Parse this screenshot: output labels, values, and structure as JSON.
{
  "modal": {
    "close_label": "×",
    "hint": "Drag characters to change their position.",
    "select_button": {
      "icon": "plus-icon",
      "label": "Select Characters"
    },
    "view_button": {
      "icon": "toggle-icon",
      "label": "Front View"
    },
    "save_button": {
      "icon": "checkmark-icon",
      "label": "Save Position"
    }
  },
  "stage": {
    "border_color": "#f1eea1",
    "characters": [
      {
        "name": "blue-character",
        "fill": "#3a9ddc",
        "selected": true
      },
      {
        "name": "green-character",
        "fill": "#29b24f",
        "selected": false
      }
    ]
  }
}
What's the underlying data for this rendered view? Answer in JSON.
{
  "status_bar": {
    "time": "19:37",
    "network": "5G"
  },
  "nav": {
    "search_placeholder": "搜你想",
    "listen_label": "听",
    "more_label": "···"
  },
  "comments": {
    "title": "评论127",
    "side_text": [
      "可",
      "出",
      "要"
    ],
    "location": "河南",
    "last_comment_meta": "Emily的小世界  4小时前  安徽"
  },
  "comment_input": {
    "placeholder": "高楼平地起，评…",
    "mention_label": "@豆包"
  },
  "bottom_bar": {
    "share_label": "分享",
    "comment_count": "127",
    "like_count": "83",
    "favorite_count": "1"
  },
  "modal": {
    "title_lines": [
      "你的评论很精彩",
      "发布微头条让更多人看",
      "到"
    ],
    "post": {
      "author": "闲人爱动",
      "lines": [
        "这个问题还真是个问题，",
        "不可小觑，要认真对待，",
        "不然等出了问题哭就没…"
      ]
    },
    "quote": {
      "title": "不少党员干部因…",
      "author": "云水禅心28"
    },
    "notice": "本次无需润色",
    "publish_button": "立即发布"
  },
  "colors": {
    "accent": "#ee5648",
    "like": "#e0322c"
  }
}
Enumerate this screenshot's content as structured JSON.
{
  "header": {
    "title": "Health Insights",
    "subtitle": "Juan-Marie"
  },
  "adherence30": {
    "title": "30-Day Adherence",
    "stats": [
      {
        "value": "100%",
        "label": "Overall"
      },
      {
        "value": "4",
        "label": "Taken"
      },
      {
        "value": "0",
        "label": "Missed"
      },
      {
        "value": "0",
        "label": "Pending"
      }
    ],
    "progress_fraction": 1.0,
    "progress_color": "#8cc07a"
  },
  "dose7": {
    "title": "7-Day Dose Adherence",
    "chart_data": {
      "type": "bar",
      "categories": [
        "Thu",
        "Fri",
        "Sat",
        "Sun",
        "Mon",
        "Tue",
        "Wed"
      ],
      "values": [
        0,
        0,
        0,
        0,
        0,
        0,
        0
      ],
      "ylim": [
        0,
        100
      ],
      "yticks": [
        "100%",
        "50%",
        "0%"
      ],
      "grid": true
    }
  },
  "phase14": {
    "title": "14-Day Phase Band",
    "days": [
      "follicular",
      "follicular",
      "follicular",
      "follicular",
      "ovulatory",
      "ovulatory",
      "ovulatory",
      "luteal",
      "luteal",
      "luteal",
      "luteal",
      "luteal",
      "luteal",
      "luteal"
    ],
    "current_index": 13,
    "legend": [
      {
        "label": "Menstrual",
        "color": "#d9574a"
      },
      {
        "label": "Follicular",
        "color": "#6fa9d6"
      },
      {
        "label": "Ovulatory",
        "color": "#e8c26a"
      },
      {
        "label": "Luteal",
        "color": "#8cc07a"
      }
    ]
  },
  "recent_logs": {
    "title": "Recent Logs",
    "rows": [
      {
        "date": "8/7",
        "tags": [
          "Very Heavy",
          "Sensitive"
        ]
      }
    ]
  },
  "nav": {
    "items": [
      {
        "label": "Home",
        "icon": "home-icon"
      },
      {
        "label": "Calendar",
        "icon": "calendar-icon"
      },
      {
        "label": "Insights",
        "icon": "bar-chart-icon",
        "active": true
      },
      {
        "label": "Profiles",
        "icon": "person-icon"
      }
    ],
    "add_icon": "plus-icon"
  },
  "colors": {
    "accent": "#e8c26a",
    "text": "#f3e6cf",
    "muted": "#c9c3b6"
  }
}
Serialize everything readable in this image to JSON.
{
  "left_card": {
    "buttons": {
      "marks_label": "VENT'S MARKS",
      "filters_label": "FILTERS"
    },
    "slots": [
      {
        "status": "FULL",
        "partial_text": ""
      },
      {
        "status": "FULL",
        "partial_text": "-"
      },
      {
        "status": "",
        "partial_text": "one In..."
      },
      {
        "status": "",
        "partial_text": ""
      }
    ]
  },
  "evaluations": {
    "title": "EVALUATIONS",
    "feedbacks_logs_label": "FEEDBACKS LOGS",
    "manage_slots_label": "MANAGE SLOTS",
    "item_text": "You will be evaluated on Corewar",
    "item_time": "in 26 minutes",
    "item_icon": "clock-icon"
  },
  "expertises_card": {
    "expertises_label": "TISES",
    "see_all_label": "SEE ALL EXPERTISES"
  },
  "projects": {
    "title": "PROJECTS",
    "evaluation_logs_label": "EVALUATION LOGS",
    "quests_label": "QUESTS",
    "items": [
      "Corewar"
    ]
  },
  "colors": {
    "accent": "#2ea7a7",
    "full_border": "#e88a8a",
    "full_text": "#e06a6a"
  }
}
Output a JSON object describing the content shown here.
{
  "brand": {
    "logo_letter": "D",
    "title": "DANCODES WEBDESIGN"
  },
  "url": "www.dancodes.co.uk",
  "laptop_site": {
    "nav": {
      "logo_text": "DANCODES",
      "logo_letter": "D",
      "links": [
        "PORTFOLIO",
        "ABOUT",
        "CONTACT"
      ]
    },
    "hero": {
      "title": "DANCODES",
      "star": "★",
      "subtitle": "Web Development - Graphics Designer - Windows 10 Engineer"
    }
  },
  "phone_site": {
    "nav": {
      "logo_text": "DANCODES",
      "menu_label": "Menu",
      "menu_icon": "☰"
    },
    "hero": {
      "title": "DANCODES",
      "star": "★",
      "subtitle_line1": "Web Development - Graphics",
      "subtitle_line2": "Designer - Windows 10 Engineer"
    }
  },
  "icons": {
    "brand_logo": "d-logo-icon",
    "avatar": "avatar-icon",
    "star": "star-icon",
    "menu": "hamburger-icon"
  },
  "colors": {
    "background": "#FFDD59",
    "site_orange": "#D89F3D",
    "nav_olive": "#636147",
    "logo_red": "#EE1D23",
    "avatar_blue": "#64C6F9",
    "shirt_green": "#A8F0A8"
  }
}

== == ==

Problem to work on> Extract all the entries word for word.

Exercise response>
Parse this screenshot: output labels, values, and structure as JSON.
{
  "modal": {
    "close_label": "×",
    "hint": "Drag characters to change their position.",
    "select_button": {
      "icon": "plus-icon",
      "label": "Select Characters"
    },
    "view_button": {
      "icon": "toggle-icon",
      "label": "Front View"
    },
    "save_button": {
      "icon": "checkmark-icon",
      "label": "Save Position"
    }
  },
  "stage": {
    "border_color": "#f1eea1",
    "characters": [
      {
        "name": "blue-character",
        "fill": "#3a9ddc",
        "selected": true
      },
      {
        "name": "green-character",
        "fill": "#29b24f",
        "selected": false
      }
    ]
  }
}
What's the underlying data for this rendered view? Answer in JSON.
{
  "status_bar": {
    "time": "19:37",
    "network": "5G"
  },
  "nav": {
    "search_placeholder": "搜你想",
    "listen_label": "听",
    "more_label": "···"
  },
  "comments": {
    "title": "评论127",
    "side_text": [
      "可",
      "出",
      "要"
    ],
    "location": "河南",
    "last_comment_meta": "Emily的小世界  4小时前  安徽"
  },
  "comment_input": {
    "placeholder": "高楼平地起，评…",
    "mention_label": "@豆包"
  },
  "bottom_bar": {
    "share_label": "分享",
    "comment_count": "127",
    "like_count": "83",
    "favorite_count": "1"
  },
  "modal": {
    "title_lines": [
      "你的评论很精彩",
      "发布微头条让更多人看",
      "到"
    ],
    "post": {
      "author": "闲人爱动",
      "lines": [
        "这个问题还真是个问题，",
        "不可小觑，要认真对待，",
        "不然等出了问题哭就没…"
      ]
    },
    "quote": {
      "title": "不少党员干部因…",
      "author": "云水禅心28"
    },
    "notice": "本次无需润色",
    "publish_button": "立即发布"
  },
  "colors": {
    "accent": "#ee5648",
    "like": "#e0322c"
  }
}
Enumerate this screenshot's content as structured JSON.
{
  "header": {
    "title": "Health Insights",
    "subtitle": "Juan-Marie"
  },
  "adherence30": {
    "title": "30-Day Adherence",
    "stats": [
      {
        "value": "100%",
        "label": "Overall"
      },
      {
        "value": "4",
        "label": "Taken"
      },
      {
        "value": "0",
        "label": "Missed"
      },
      {
        "value": "0",
        "label": "Pending"
      }
    ],
    "progress_fraction": 1.0,
    "progress_color": "#8cc07a"
  },
  "dose7": {
    "title": "7-Day Dose Adherence",
    "chart_data": {
      "type": "bar",
      "categories": [
        "Thu",
        "Fri",
        "Sat",
        "Sun",
        "Mon",
        "Tue",
        "Wed"
      ],
      "values": [
        0,
        0,
        0,
        0,
        0,
        0,
        0
      ],
      "ylim": [
        0,
        100
      ],
      "yticks": [
        "100%",
        "50%",
        "0%"
      ],
      "grid": true
    }
  },
  "phase14": {
    "title": "14-Day Phase Band",
    "days": [
      "follicular",
      "follicular",
      "follicular",
      "follicular",
      "ovulatory",
      "ovulatory",
      "ovulatory",
      "luteal",
      "luteal",
      "luteal",
      "luteal",
      "luteal",
      "luteal",
      "luteal"
    ],
    "current_index": 13,
    "legend": [
      {
        "label": "Menstrual",
        "color": "#d9574a"
      },
      {
        "label": "Follicular",
        "color": "#6fa9d6"
      },
      {
        "label": "Ovulatory",
        "color": "#e8c26a"
      },
      {
        "label": "Luteal",
        "color": "#8cc07a"
      }
    ]
  },
  "recent_logs": {
    "title": "Recent Logs",
    "rows": [
      {
        "date": "8/7",
        "tags": [
          "Very Heavy",
          "Sensitive"
        ]
      }
    ]
  },
  "nav": {
    "items": [
      {
        "label": "Home",
        "icon": "home-icon"
      },
      {
        "label": "Calendar",
        "icon": "calendar-icon"
      },
      {
        "label": "Insights",
        "icon": "bar-chart-icon",
        "active": true
      },
      {
        "label": "Profiles",
        "icon": "person-icon"
      }
    ],
    "add_icon": "plus-icon"
  },
  "colors": {
    "accent": "#e8c26a",
    "text": "#f3e6cf",
    "muted": "#c9c3b6"
  }
}
Serialize everything readable in this image to JSON.
{
  "left_card": {
    "buttons": {
      "marks_label": "VENT'S MARKS",
      "filters_label": "FILTERS"
    },
    "slots": [
      {
        "status": "FULL",
        "partial_text": ""
      },
      {
        "status": "FULL",
        "partial_text": "-"
      },
      {
        "status": "",
        "partial_text": "one In..."
      },
      {
        "status": "",
        "partial_text": ""
      }
    ]
  },
  "evaluations": {
    "title": "EVALUATIONS",
    "feedbacks_logs_label": "FEEDBACKS LOGS",
    "manage_slots_label": "MANAGE SLOTS",
    "item_text": "You will be evaluated on Corewar",
    "item_time": "in 26 minutes",
    "item_icon": "clock-icon"
  },
  "expertises_card": {
    "expertises_label": "TISES",
    "see_all_label": "SEE ALL EXPERTISES"
  },
  "projects": {
    "title": "PROJECTS",
    "evaluation_logs_label": "EVALUATION LOGS",
    "quests_label": "QUESTS",
    "items": [
      "Corewar"
    ]
  },
  "colors": {
    "accent": "#2ea7a7",
    "full_border": "#e88a8a",
    "full_text": "#e06a6a"
  }
}
Output a JSON object describing the content shown here.
{
  "brand": {
    "logo_letter": "D",
    "title": "DANCODES WEBDESIGN"
  },
  "url": "www.dancodes.co.uk",
  "laptop_site": {
    "nav": {
      "logo_text": "DANCODES",
      "logo_letter": "D",
      "links": [
        "PORTFOLIO",
        "ABOUT",
        "CONTACT"
      ]
    },
    "hero": {
      "title": "DANCODES",
      "star": "★",
      "subtitle": "Web Development - Graphics Designer - Windows 10 Engineer"
    }
  },
  "phone_site": {
    "nav": {
      "logo_text": "DANCODES",
      "menu_label": "Menu",
      "menu_icon": "☰"
    },
    "hero": {
      "title": "DANCODES",
      "star": "★",
      "subtitle_line1": "Web Development - Graphics",
      "subtitle_line2": "Designer - Windows 10 Engineer"
    }
  },
  "icons": {
    "brand_logo": "d-logo-icon",
    "avatar": "avatar-icon",
    "star": "star-icon",
    "menu": "hamburger-icon"
  },
  "colors": {
    "background": "#FFDD59",
    "site_orange": "#D89F3D",
    "nav_olive": "#636147",
    "logo_red": "#EE1D23",
    "avatar_blue": "#64C6F9",
    "shirt_green": "#A8F0A8"
  }
}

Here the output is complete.